Marches, jigs and polkas were among the most influential of the European styles that fed into the development of ragtime. In the U.S. it was John Philip Sousa who first popularized many of these genres as well as the cakewalk. Originated on slave plantations, the cakewalk's primary origins are believed to be a combination of "The Chalk Line Walk" (about 1850) and the "Ring Shout"; the first derived by Florida slaves from a Seminole Indian processional, the second from the West African Circle Dance, dating back to the 1700s. Some of the mannerisms of the cakewalk dance were related to the quadrille, a European dance from the late 1700s and 1800s that had a structure common with American square dancing. Over time, the slave version of the cakewalk developed into a satire of the mannerisms of Southern white gentry. The parody was lost on white performers whose black-face minstrel shows burlesqued what they thought was an apolitical plantation dance. Context aside, the cakewalk remained popular for decades but unlike the present-day connotation for the word, the dance was hardly simple. Distinct from more urbane ragtime, cakewalk—with its oompah rhythm—was meant for dancing and was more likely to be played by a small ensemble.

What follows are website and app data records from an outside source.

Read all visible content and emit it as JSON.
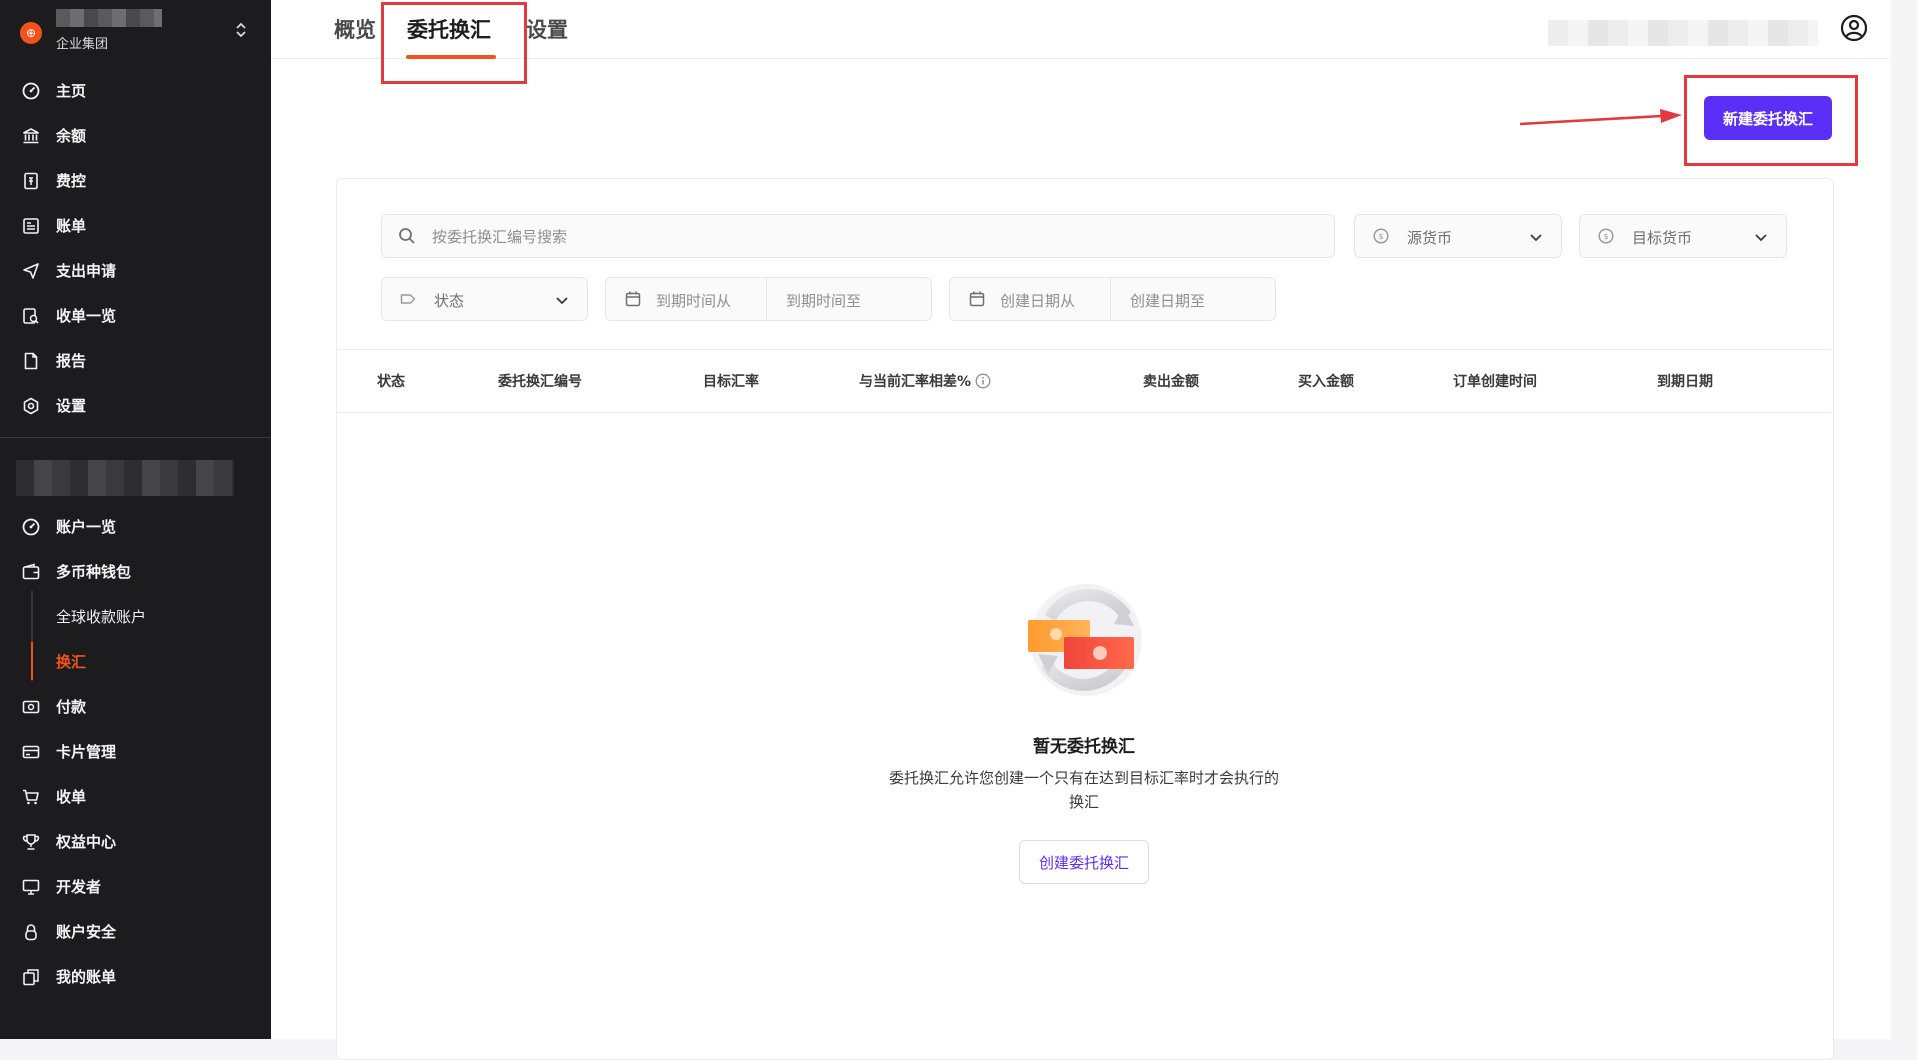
{
  "org": {
    "subtitle": "企业集团",
    "logo_icon": "org-logo-icon",
    "switch_icon": "chevron-updown-icon"
  },
  "sidebar": {
    "main_items": [
      {
        "label": "主页",
        "icon": "dashboard-icon"
      },
      {
        "label": "余额",
        "icon": "bank-icon"
      },
      {
        "label": "费控",
        "icon": "expense-icon"
      },
      {
        "label": "账单",
        "icon": "bill-icon"
      },
      {
        "label": "支出申请",
        "icon": "send-icon"
      },
      {
        "label": "收单一览",
        "icon": "receipt-search-icon"
      },
      {
        "label": "报告",
        "icon": "report-icon"
      },
      {
        "label": "设置",
        "icon": "settings-icon"
      }
    ],
    "account_items": [
      {
        "label": "账户一览",
        "icon": "dashboard-icon"
      },
      {
        "label": "多币种钱包",
        "icon": "wallet-icon"
      },
      {
        "label": "全球收款账户"
      },
      {
        "label": "换汇"
      },
      {
        "label": "付款",
        "icon": "payment-icon"
      },
      {
        "label": "卡片管理",
        "icon": "card-icon"
      },
      {
        "label": "收单",
        "icon": "cart-icon"
      },
      {
        "label": "权益中心",
        "icon": "trophy-icon"
      },
      {
        "label": "开发者",
        "icon": "monitor-icon"
      },
      {
        "label": "账户安全",
        "icon": "lock-icon"
      },
      {
        "label": "我的账单",
        "icon": "copy-icon"
      }
    ],
    "active_item": "换汇",
    "active_color": "#f2531c"
  },
  "tabs": [
    {
      "label": "概览"
    },
    {
      "label": "委托换汇"
    },
    {
      "label": "设置"
    }
  ],
  "active_tab": "委托换汇",
  "header": {
    "user_icon": "user-circle-icon"
  },
  "actions": {
    "new_button": "新建委托换汇",
    "accent_color": "#5b2ff5"
  },
  "filters": {
    "search_placeholder": "按委托换汇编号搜索",
    "source_currency": "源货币",
    "target_currency": "目标货币",
    "status": "状态",
    "expiry_from": "到期时间从",
    "expiry_to": "到期时间至",
    "created_from": "创建日期从",
    "created_to": "创建日期至"
  },
  "table": {
    "columns": [
      "状态",
      "委托换汇编号",
      "目标汇率",
      "与当前汇率相差%",
      "卖出金额",
      "买入金额",
      "订单创建时间",
      "到期日期"
    ],
    "rows": []
  },
  "empty_state": {
    "title": "暂无委托换汇",
    "description": "委托换汇允许您创建一个只有在达到目标汇率时才会执行的换汇",
    "button": "创建委托换汇"
  },
  "annotation_color": "#e0393e"
}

In bringing the cakewalk and ragtime to Europe, the importance of black bandleader/pianist James Reese Europe cannot be overstated. The ragtime and early roots-jazz composer, Europe had launched Harlem's Clef Club when he was barely out of his twenties. The club was not a performance venue but a booking agency and union shop. Europe was born the son of slaves in Mobile, Alabama. After the Civil War his family made their way to Washington, D.C. where all four siblings successfully pursued careers in music, in and out of school. Europe moved up to the Tin Pan Alley neighborhood of New York City in 1902, taking advantage of the local music publishing companies and music venues such as John B. Nail's Saloon, Ike Hine's Professional Club and Barron Wilkin's Little Savoy, playing what was termed "Popular Black Music" and ragtime piano, and here, in New York, he established his namesake Society Orchestra.

Tags

Related Video

comments powered by Disqus

Related Articles

Read Blue Highways and Sweet Music: The Territory Bands, Part II Under the Radar
Blue Highways and Sweet Music: The Territory Bands, Part II
by Karl Ackermann
Published: August 30, 2018
Read Blue Highways and Sweet Music: The Territory Bands, Part I Under the Radar
Blue Highways and Sweet Music: The Territory Bands, Part I
by Karl Ackermann
Published: June 25, 2018
Read State and Mainstream: The Jazz Ambassadors and the U.S. State Department Under the Radar
State and Mainstream: The Jazz Ambassadors and the U.S....
by Karl Ackermann
Published: April 27, 2018
Read Culture Clubs: Part IV: When Jazz Met Europe Under the Radar
Culture Clubs: Part IV: When Jazz Met Europe
by Karl Ackermann
Published: March 5, 2018
Read Culture Clubs: A History of the U.S. Jazz Clubs, Part III: Kansas City, Philadelphia, Los Angeles & Beyond Under the Radar
Culture Clubs: A History of the U.S. Jazz Clubs, Part III:...
by Karl Ackermann
Published: January 6, 2018
Read Culture Clubs: A History of the U.S. Jazz Clubs, Part II: New York Under the Radar
Culture Clubs: A History of the U.S. Jazz Clubs, Part II:...
by Karl Ackermann
Published: November 7, 2017